- [Assignment]: Listed below are entries; give the number of lines among them that include "replies", and only that number.

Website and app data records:
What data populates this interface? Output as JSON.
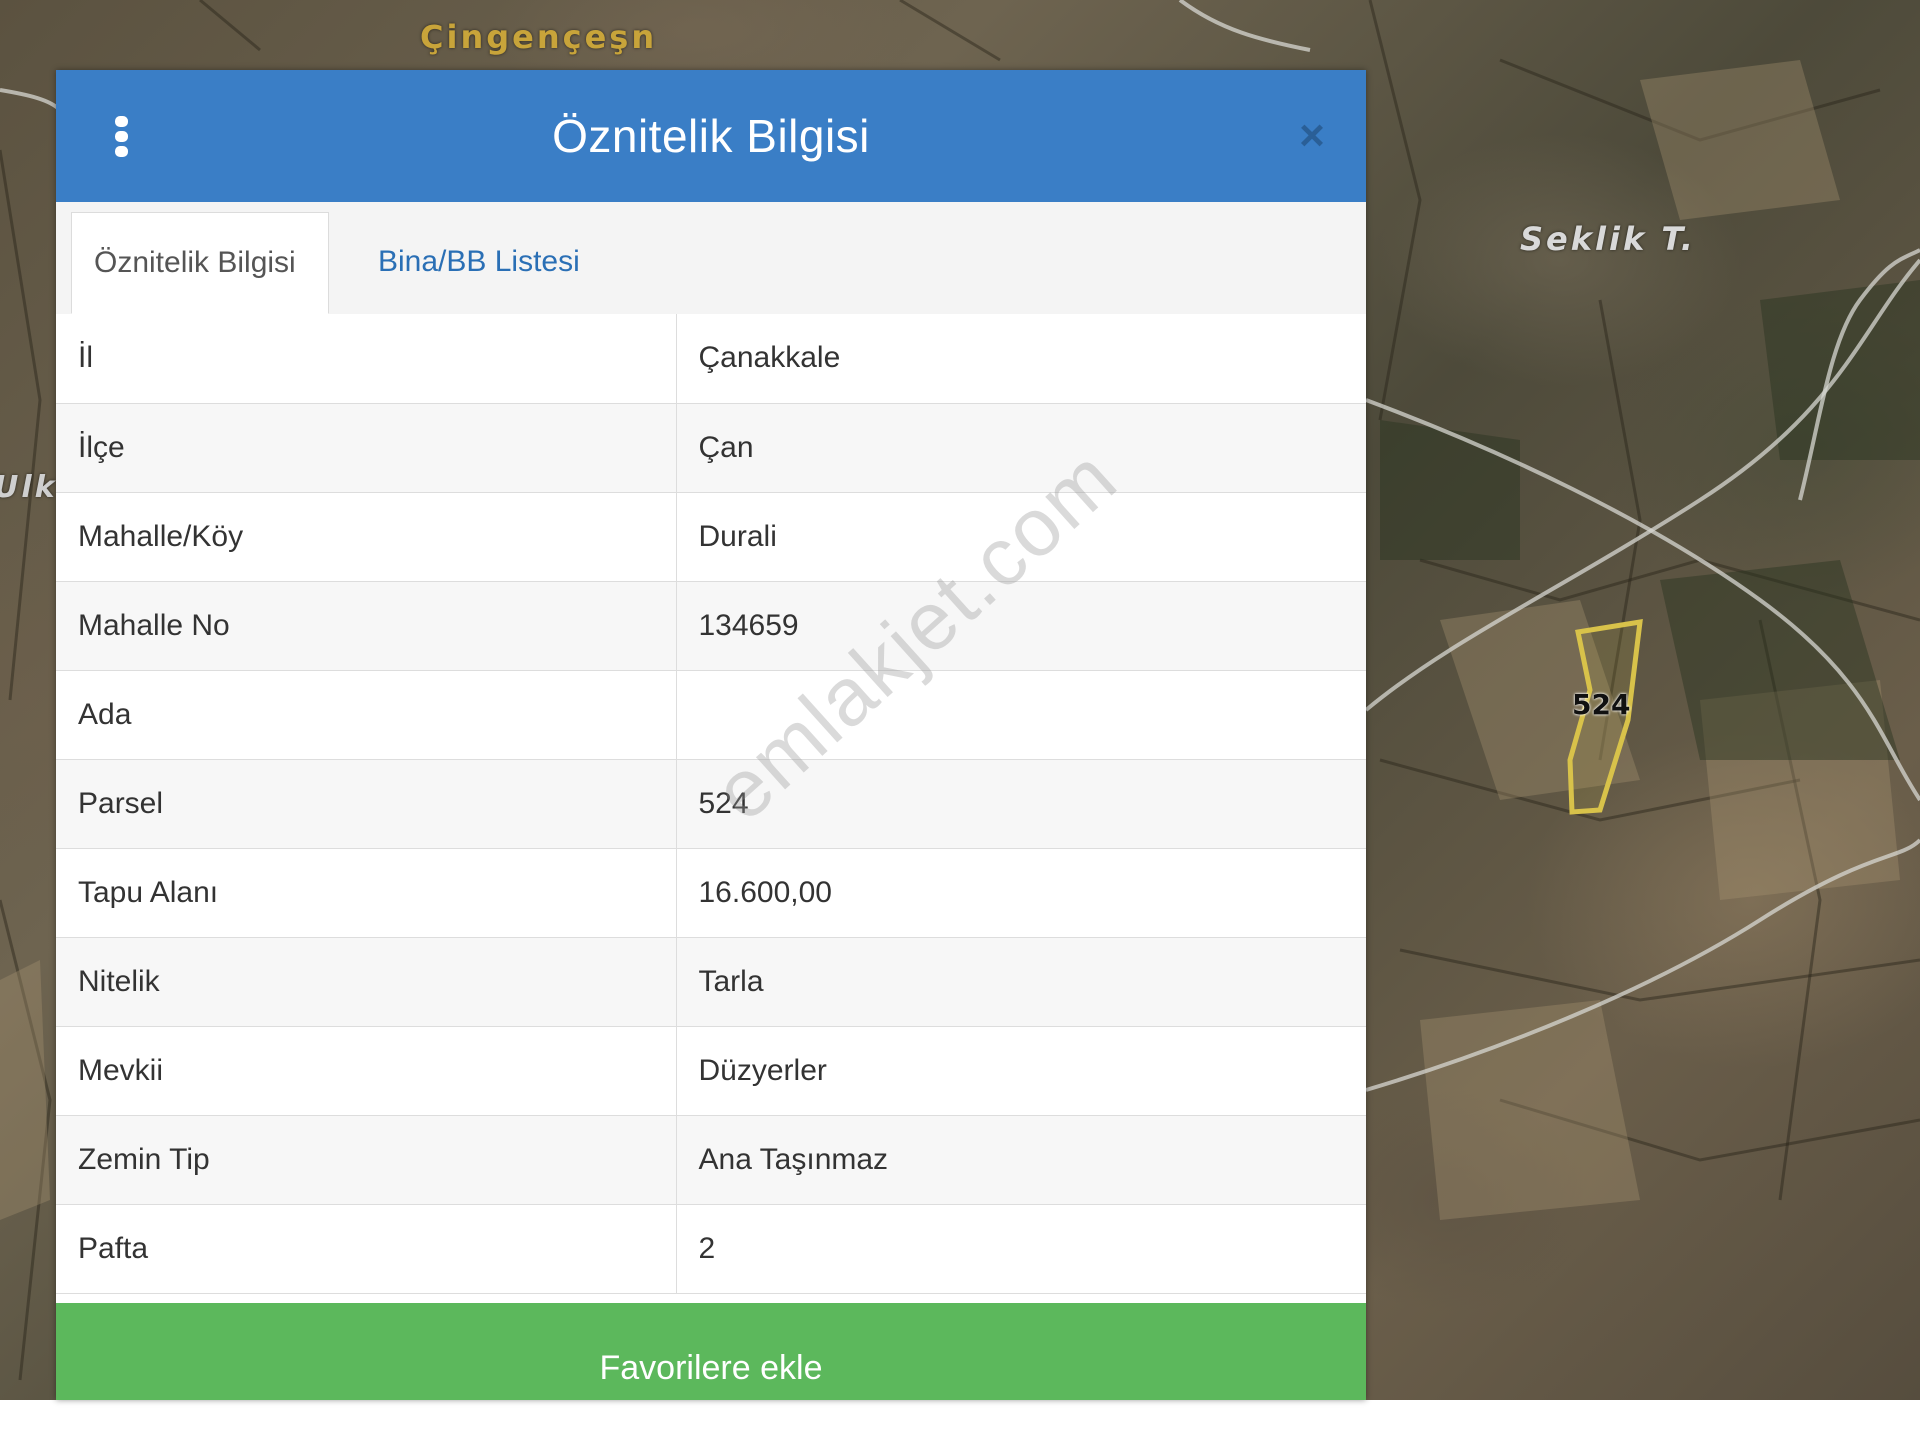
{
  "map": {
    "label_north": "Çingençeşn",
    "label_seklik": "Seklik T.",
    "label_west": "Ulk",
    "parcel_number": "524",
    "parcel_outline_color": "#d8c24a"
  },
  "dialog": {
    "title": "Öznitelik Bilgisi",
    "menu_icon": "kebab-menu-icon",
    "close_icon": "close-icon",
    "header_color": "#3a7ec6",
    "tabs": [
      {
        "label": "Öznitelik Bilgisi",
        "active": true
      },
      {
        "label": "Bina/BB Listesi",
        "active": false
      }
    ],
    "attributes": [
      {
        "label": "İl",
        "value": "Çanakkale"
      },
      {
        "label": "İlçe",
        "value": "Çan"
      },
      {
        "label": "Mahalle/Köy",
        "value": "Durali"
      },
      {
        "label": "Mahalle No",
        "value": "134659"
      },
      {
        "label": "Ada",
        "value": ""
      },
      {
        "label": "Parsel",
        "value": "524"
      },
      {
        "label": "Tapu Alanı",
        "value": "16.600,00"
      },
      {
        "label": "Nitelik",
        "value": "Tarla"
      },
      {
        "label": "Mevkii",
        "value": "Düzyerler"
      },
      {
        "label": "Zemin Tip",
        "value": "Ana Taşınmaz"
      },
      {
        "label": "Pafta",
        "value": "2"
      }
    ],
    "favorite_button_label": "Favorilere ekle",
    "favorite_button_color": "#5cb85c"
  },
  "watermark": "emlakjet.com"
}
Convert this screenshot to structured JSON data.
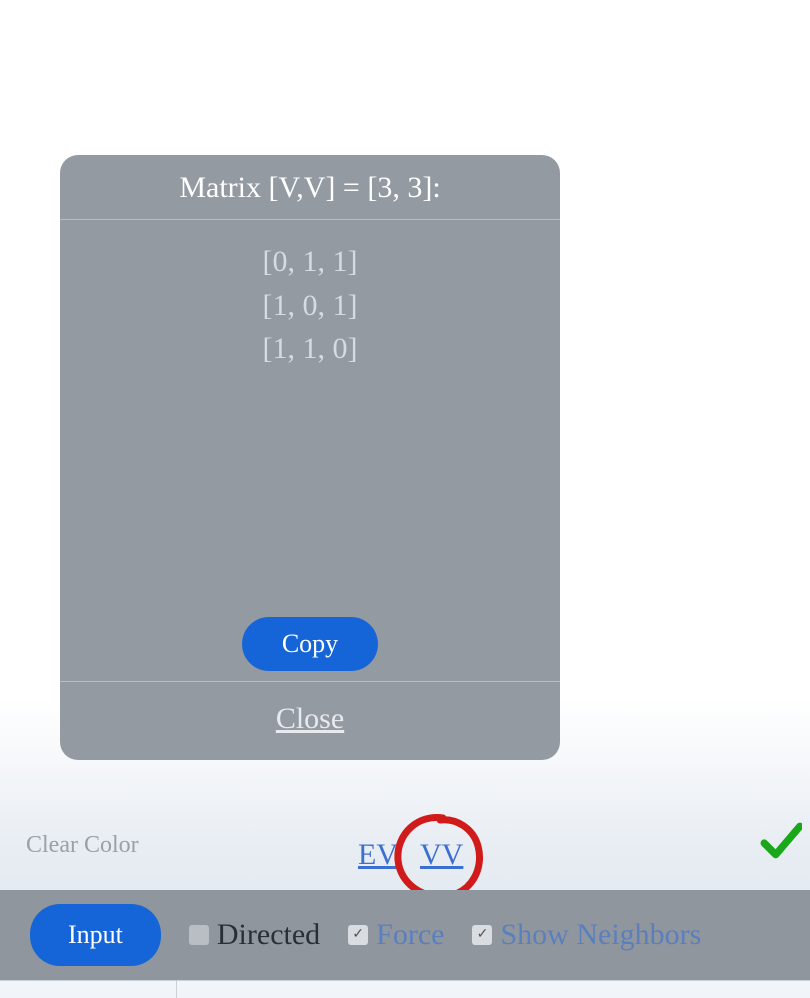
{
  "modal": {
    "title": "Matrix [V,V] = [3, 3]:",
    "rows": [
      "[0, 1, 1]",
      "[1, 0, 1]",
      "[1, 1, 0]"
    ],
    "copy_label": "Copy",
    "close_label": "Close"
  },
  "clear_color_label": "Clear Color",
  "links": {
    "ev": "EV",
    "vv": "VV"
  },
  "toolbar": {
    "input_label": "Input",
    "options": {
      "directed": {
        "label": "Directed",
        "checked": false
      },
      "force": {
        "label": "Force",
        "checked": true
      },
      "show_neighbors": {
        "label": "Show Neighbors",
        "checked": true
      }
    }
  },
  "annotation": {
    "circled": "VV"
  }
}
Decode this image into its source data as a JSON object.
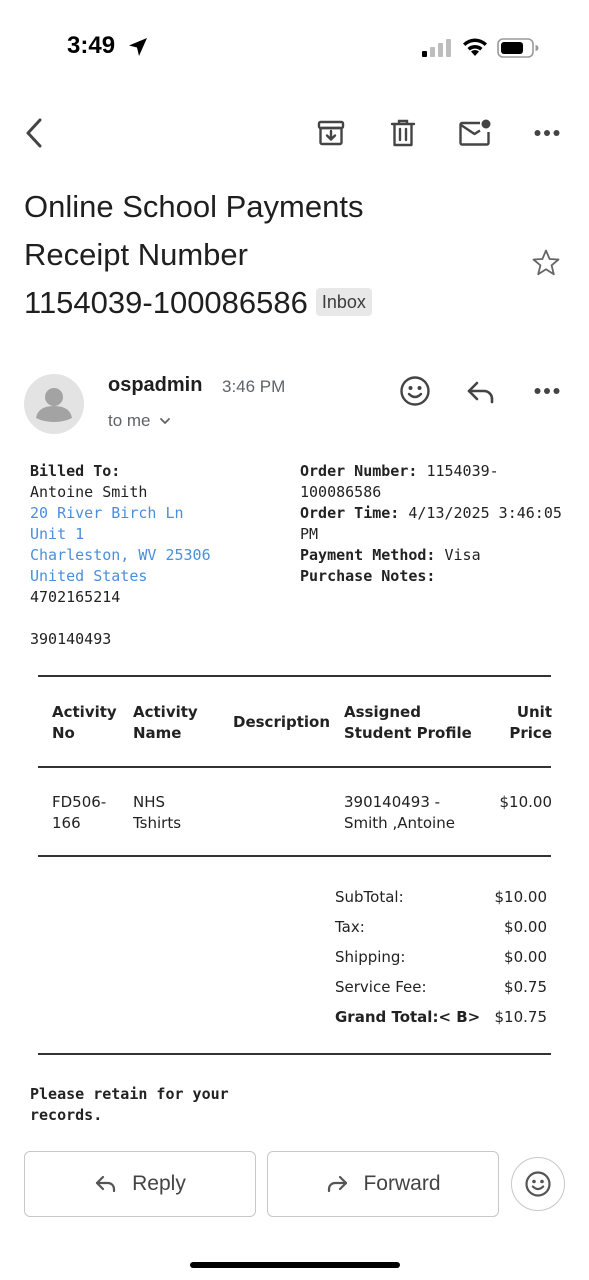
{
  "status_bar": {
    "time": "3:49"
  },
  "toolbar": {
    "back_icon": "chevron-left-icon",
    "archive_icon": "archive-icon",
    "delete_icon": "trash-icon",
    "mark_unread_icon": "mail-unread-icon",
    "more_icon": "more-horizontal-icon"
  },
  "email": {
    "subject_lines": [
      "Online School Payments",
      "Receipt Number",
      "1154039-100086586"
    ],
    "label": "Inbox",
    "sender": "ospadmin",
    "time": "3:46 PM",
    "to": "to me"
  },
  "billing": {
    "heading": "Billed To:",
    "name": "Antoine Smith",
    "address_lines": [
      "20 River Birch Ln",
      "Unit 1",
      "Charleston, WV 25306",
      "United States"
    ],
    "phone": "4702165214",
    "student_id": "390140493"
  },
  "order": {
    "number_label": "Order Number:",
    "number_value_1": "1154039-",
    "number_value_2": "100086586",
    "time_label": "Order Time:",
    "time_value_1": "4/13/2025 3:46:05",
    "time_value_2": "PM",
    "method_label": "Payment Method:",
    "method_value": "Visa",
    "notes_label": "Purchase Notes:"
  },
  "table": {
    "headers": {
      "activity_no": [
        "Activity",
        "No"
      ],
      "activity_name": [
        "Activity",
        "Name"
      ],
      "description": "Description",
      "assigned": [
        "Assigned",
        "Student Profile"
      ],
      "unit_price": [
        "Unit",
        "Price"
      ]
    },
    "rows": [
      {
        "activity_no": [
          "FD506-",
          "166"
        ],
        "activity_name": [
          "NHS",
          "Tshirts"
        ],
        "description": "",
        "assigned": [
          "390140493 -",
          "Smith ,Antoine"
        ],
        "unit_price": "$10.00"
      }
    ]
  },
  "totals": {
    "subtotal_label": "SubTotal:",
    "subtotal": "$10.00",
    "tax_label": "Tax:",
    "tax": "$0.00",
    "shipping_label": "Shipping:",
    "shipping": "$0.00",
    "fee_label": "Service Fee:",
    "fee": "$0.75",
    "grand_label": "Grand Total:< B>",
    "grand": "$10.75"
  },
  "footer_note": [
    "Please retain for your",
    "records."
  ],
  "actions": {
    "reply": "Reply",
    "forward": "Forward"
  }
}
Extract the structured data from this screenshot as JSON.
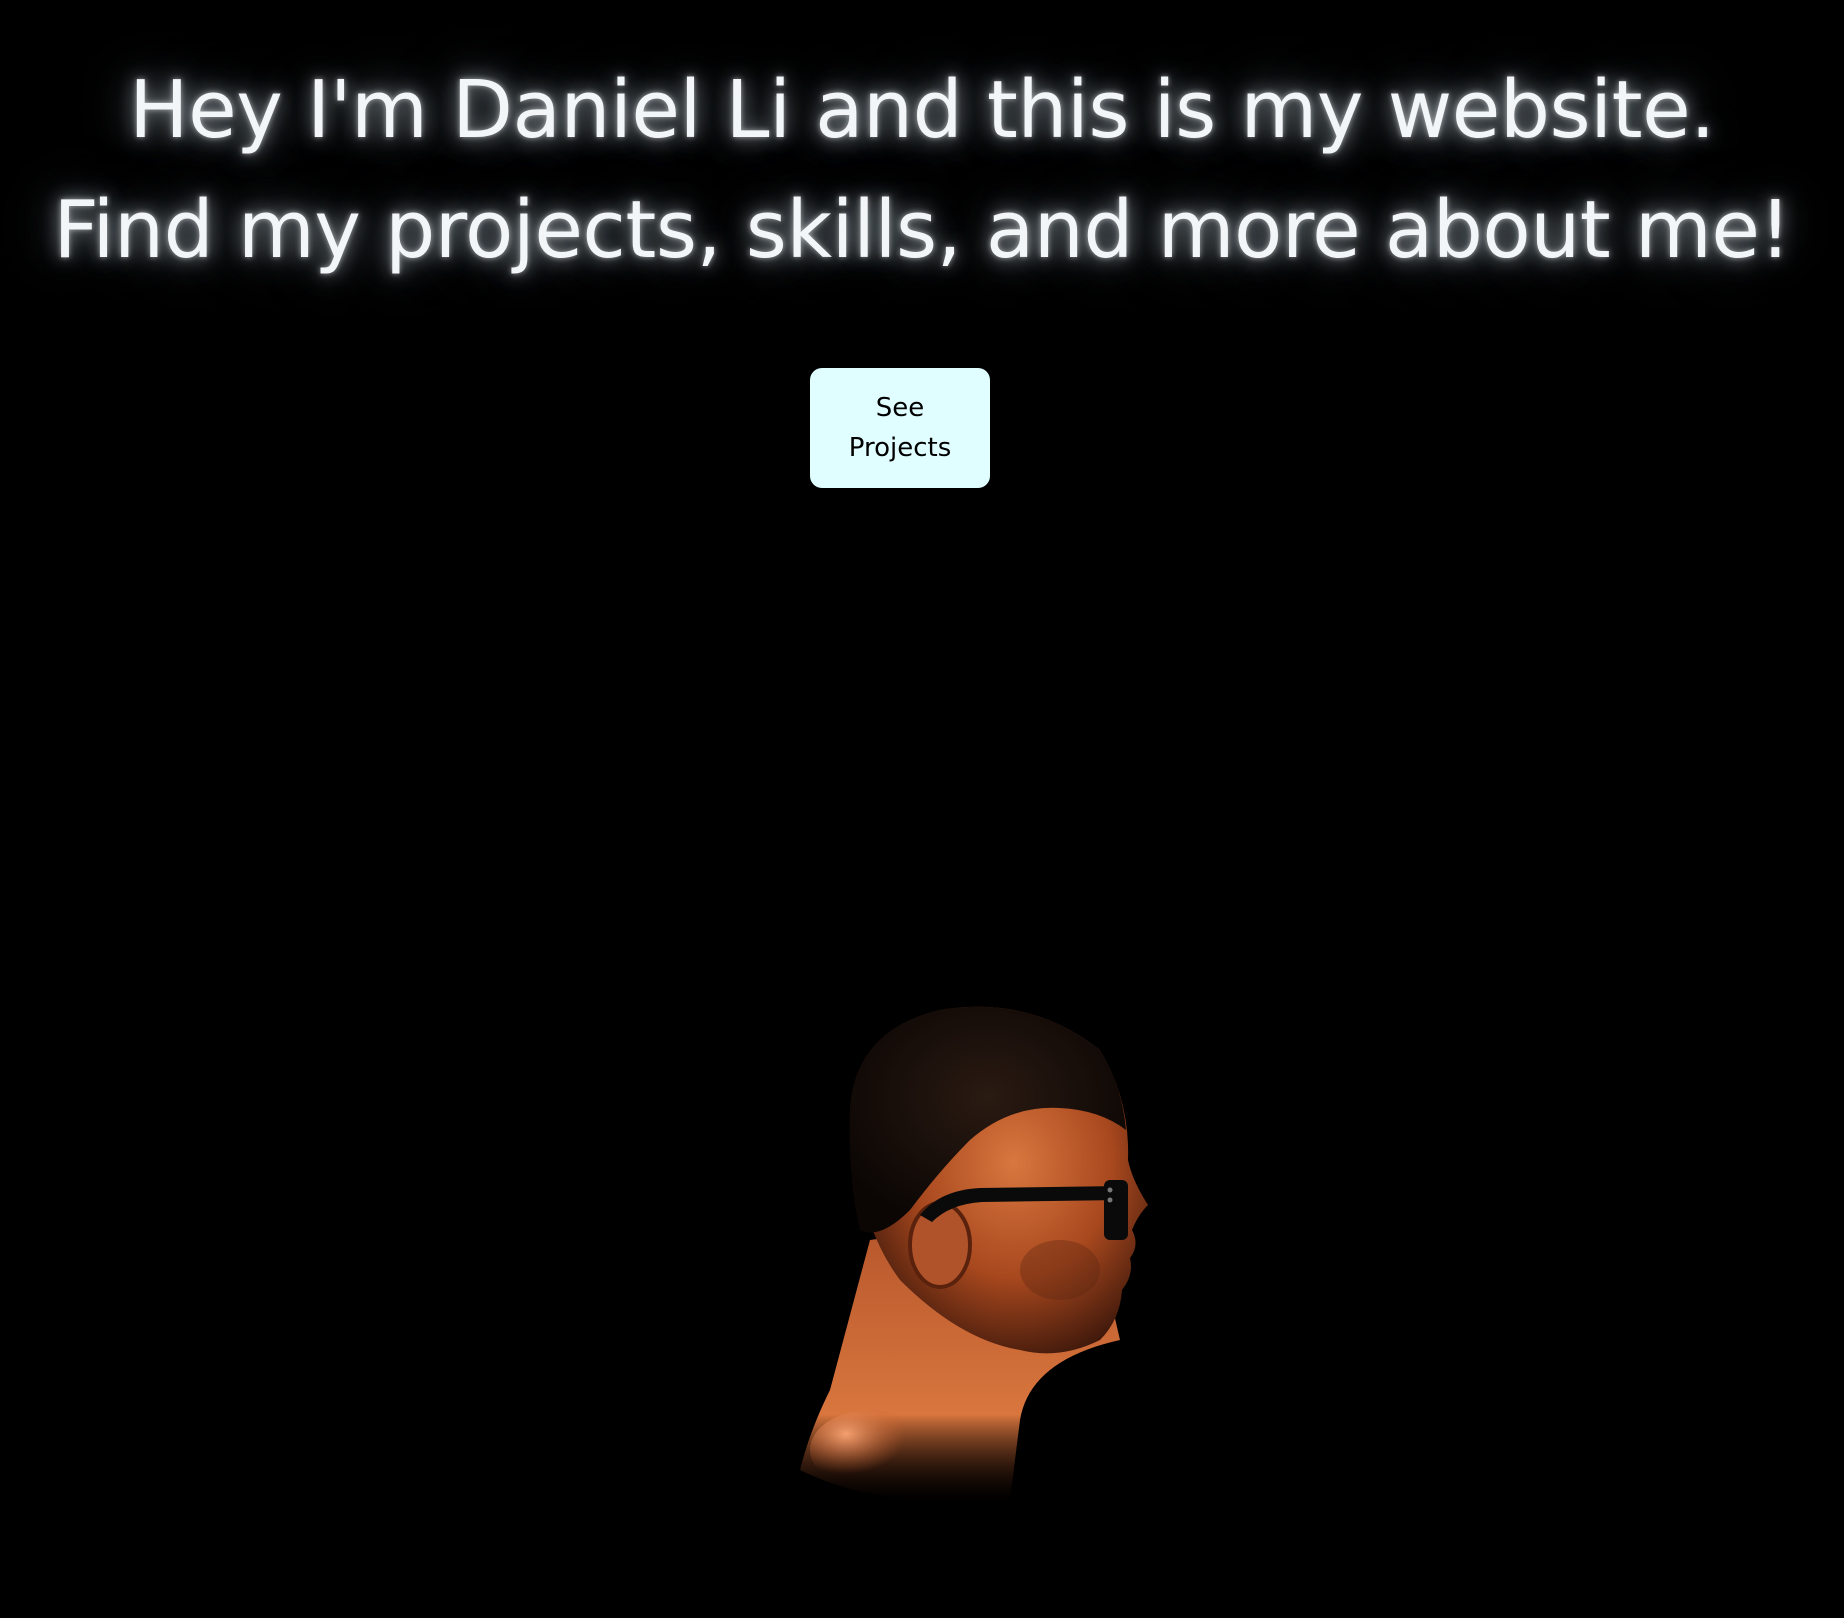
{
  "hero": {
    "headline_line1": "Hey I'm Daniel Li and this is my website.",
    "headline_line2": "Find my projects, skills, and more about me!",
    "cta_label": "See Projects"
  },
  "colors": {
    "background": "#000000",
    "headline_text": "#f2f6f8",
    "headline_glow": "#c8dceb",
    "button_background": "#e0fdff",
    "button_text": "#000000",
    "portrait_skin": "#c8602e"
  },
  "portrait": {
    "description_icon": "profile-portrait-3d-model"
  }
}
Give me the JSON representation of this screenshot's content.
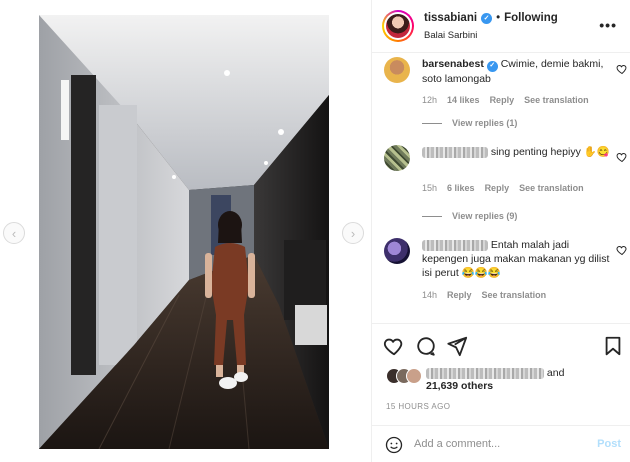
{
  "header": {
    "username": "tissabiani",
    "separator": "•",
    "follow_status": "Following",
    "location": "Balai Sarbini"
  },
  "comments": [
    {
      "username": "barsenabest",
      "text": "Cwimie, demie bakmi, soto lamongab",
      "time": "12h",
      "likes": "14 likes",
      "reply": "Reply",
      "translate": "See translation",
      "view_replies": "View replies (1)"
    },
    {
      "username": "",
      "text": "sing penting hepiyy ✋😋",
      "time": "15h",
      "likes": "6 likes",
      "reply": "Reply",
      "translate": "See translation",
      "view_replies": "View replies (9)"
    },
    {
      "username": "",
      "text": "Entah malah jadi kepengen juga makan makanan yg dilist isi perut 😂😂😂",
      "time": "14h",
      "reply": "Reply",
      "translate": "See translation"
    }
  ],
  "likes": {
    "prefix": "and",
    "count": "21,639 others"
  },
  "timestamp": "15 HOURS AGO",
  "add_comment": {
    "placeholder": "Add a comment...",
    "post_label": "Post"
  },
  "icons": {
    "verified": "verified-badge-icon",
    "more": "more-options-icon",
    "like": "heart-icon",
    "comment": "comment-icon",
    "share": "share-icon",
    "save": "bookmark-icon",
    "emoji": "emoji-icon",
    "prev": "chevron-left-icon",
    "next": "chevron-right-icon"
  },
  "colors": {
    "link_blue": "#3897f0",
    "post_disabled": "#b2dffc",
    "secondary_text": "#8e8e8e"
  }
}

- [Answer to the exercise]: 2